The adoption of digital money would have made Switzerland one of the first countries to offer a central bank issued digital currency. The initiative would have been consistent with the fungibility between coins, notes and central bank reserves that are held in digital form.

The legalisation of private media of exchange would have converted Switzerland in probably the first country where private monies would be subject to constitutional backing. The initiative declared that it aimed to foster competition among monies. This corresponded to Austrian libertarian economist Friedrich Hayek’s idea of money competition based on entry and exit threats as holders of monies would discard monies perceived as unstable thereby giving incentives towards orderly money issuance.

The money competition idea projected a new vision about money. While commercial banks are the main producers of money today, deposits cannot serve as media of exchange. The idea of competing official and private monies shifts money competition from commercial bank deposits towards money as medium of exchange where the public would be able to decide between holding different media of exchange to undertake certain or all transactions. It would undoubtedly open proliferation of cryptocurrencies including the possibility for big retailers and other large commercial entities to introduce their own currencies. Switzerland would have become the benchmark for digital currency ecosystems and monetary policy ideas based on money competition.

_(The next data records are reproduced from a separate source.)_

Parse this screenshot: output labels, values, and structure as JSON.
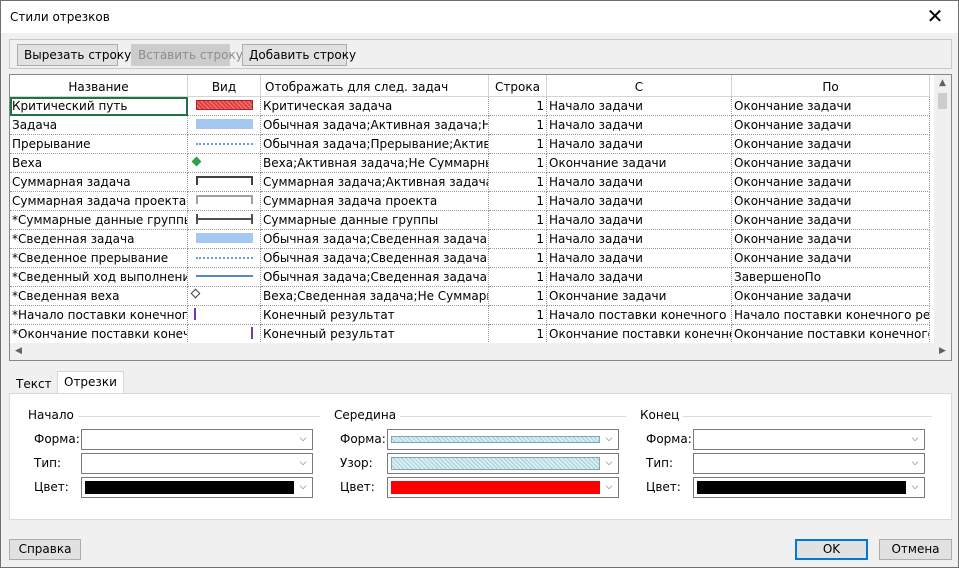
{
  "window": {
    "title": "Стили отрезков",
    "close_glyph": "✕"
  },
  "toolbar": {
    "cut_label": "Вырезать строку",
    "paste_label": "Вставить строку",
    "add_label": "Добавить строку"
  },
  "grid": {
    "headers": [
      "Название",
      "Вид",
      "Отображать для след. задач",
      "Строка",
      "С",
      "По"
    ],
    "rows": [
      {
        "name": "Критический путь",
        "view": "bar-red-hatched",
        "show_for": "Критическая задача",
        "row": "1",
        "from": "Начало задачи",
        "to": "Окончание задачи"
      },
      {
        "name": "Задача",
        "view": "bar-blue",
        "show_for": "Обычная задача;Активная задача;Не",
        "row": "1",
        "from": "Начало задачи",
        "to": "Окончание задачи"
      },
      {
        "name": "Прерывание",
        "view": "dotted-line",
        "show_for": "Обычная задача;Прерывание;Активна",
        "row": "1",
        "from": "Начало задачи",
        "to": "Окончание задачи"
      },
      {
        "name": "Веха",
        "view": "diamond-green",
        "show_for": "Веха;Активная задача;Не Суммарные",
        "row": "1",
        "from": "Окончание задачи",
        "to": "Окончание задачи"
      },
      {
        "name": "Суммарная задача",
        "view": "summary-bracket",
        "show_for": "Суммарная задача;Активная задача;Н",
        "row": "1",
        "from": "Начало задачи",
        "to": "Окончание задачи"
      },
      {
        "name": "Суммарная задача проекта",
        "view": "summary-bracket-light",
        "show_for": "Суммарная задача проекта",
        "row": "1",
        "from": "Начало задачи",
        "to": "Окончание задачи"
      },
      {
        "name": "*Суммарные данные группы",
        "view": "summary-group",
        "show_for": "Суммарные данные группы",
        "row": "1",
        "from": "Начало задачи",
        "to": "Окончание задачи"
      },
      {
        "name": "*Сведенная задача",
        "view": "bar-blue",
        "show_for": "Обычная задача;Сведенная задача;Н",
        "row": "1",
        "from": "Начало задачи",
        "to": "Окончание задачи"
      },
      {
        "name": "*Сведенное прерывание",
        "view": "dotted-line",
        "show_for": "Обычная задача;Сведенная задача;Г",
        "row": "1",
        "from": "Начало задачи",
        "to": "Окончание задачи"
      },
      {
        "name": "*Сведенный ход выполнения",
        "view": "progress-line",
        "show_for": "Обычная задача;Сведенная задача;Н",
        "row": "1",
        "from": "Начало задачи",
        "to": "ЗавершеноПо"
      },
      {
        "name": "*Сведенная веха",
        "view": "diamond-outline",
        "show_for": "Веха;Сведенная задача;Не Суммарна",
        "row": "1",
        "from": "Окончание задачи",
        "to": "Окончание задачи"
      },
      {
        "name": "*Начало поставки конечного",
        "view": "deliverable-start",
        "show_for": "Конечный результат",
        "row": "1",
        "from": "Начало поставки конечного р",
        "to": "Начало поставки конечного рез"
      },
      {
        "name": "*Окончание поставки конечн",
        "view": "deliverable-end",
        "show_for": "Конечный результат",
        "row": "1",
        "from": "Окончание поставки конечно",
        "to": "Окончание поставки конечного"
      }
    ]
  },
  "tabs": [
    {
      "label": "Текст",
      "active": false
    },
    {
      "label": "Отрезки",
      "active": true
    }
  ],
  "panel": {
    "start": {
      "title": "Начало",
      "labels": {
        "shape": "Форма:",
        "type": "Тип:",
        "color": "Цвет:"
      },
      "shape_value": "",
      "type_value": "",
      "color_value": "#000000"
    },
    "middle": {
      "title": "Середина",
      "labels": {
        "shape": "Форма:",
        "pattern": "Узор:",
        "color": "Цвет:"
      },
      "shape_value": "hatched-bar",
      "pattern_value": "hatched",
      "color_value": "#ff0000"
    },
    "end": {
      "title": "Конец",
      "labels": {
        "shape": "Форма:",
        "type": "Тип:",
        "color": "Цвет:"
      },
      "shape_value": "",
      "type_value": "",
      "color_value": "#000000"
    }
  },
  "footer": {
    "help_label": "Справка",
    "ok_label": "OK",
    "cancel_label": "Отмена"
  },
  "colors": {
    "task_blue": "#a4c8f0",
    "critical_red": "#e04040",
    "milestone_green": "#2e9e4f",
    "selection_green": "#217346",
    "focus_blue": "#0078d7"
  }
}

The Swiss sovereign money initiative changed debate and perception about money. The dominance of commercial banks, increasing importance of non-bank financial institutions, new financial technology and advent of cryptocurrencies have been changing key conditions for money, monetary stability and monetary policy itself. While the effects of the stated objectives of the initiative remained unclear, the interaction of past and modern concepts confusing and uncertainty of the impact of change probably deterred many from supporting it, it was an early expression of how popular interest could shift the boundaries of the production and allocation of money. The failure of the initiative will unlikely mark the end of a new thinking about the architecture of money.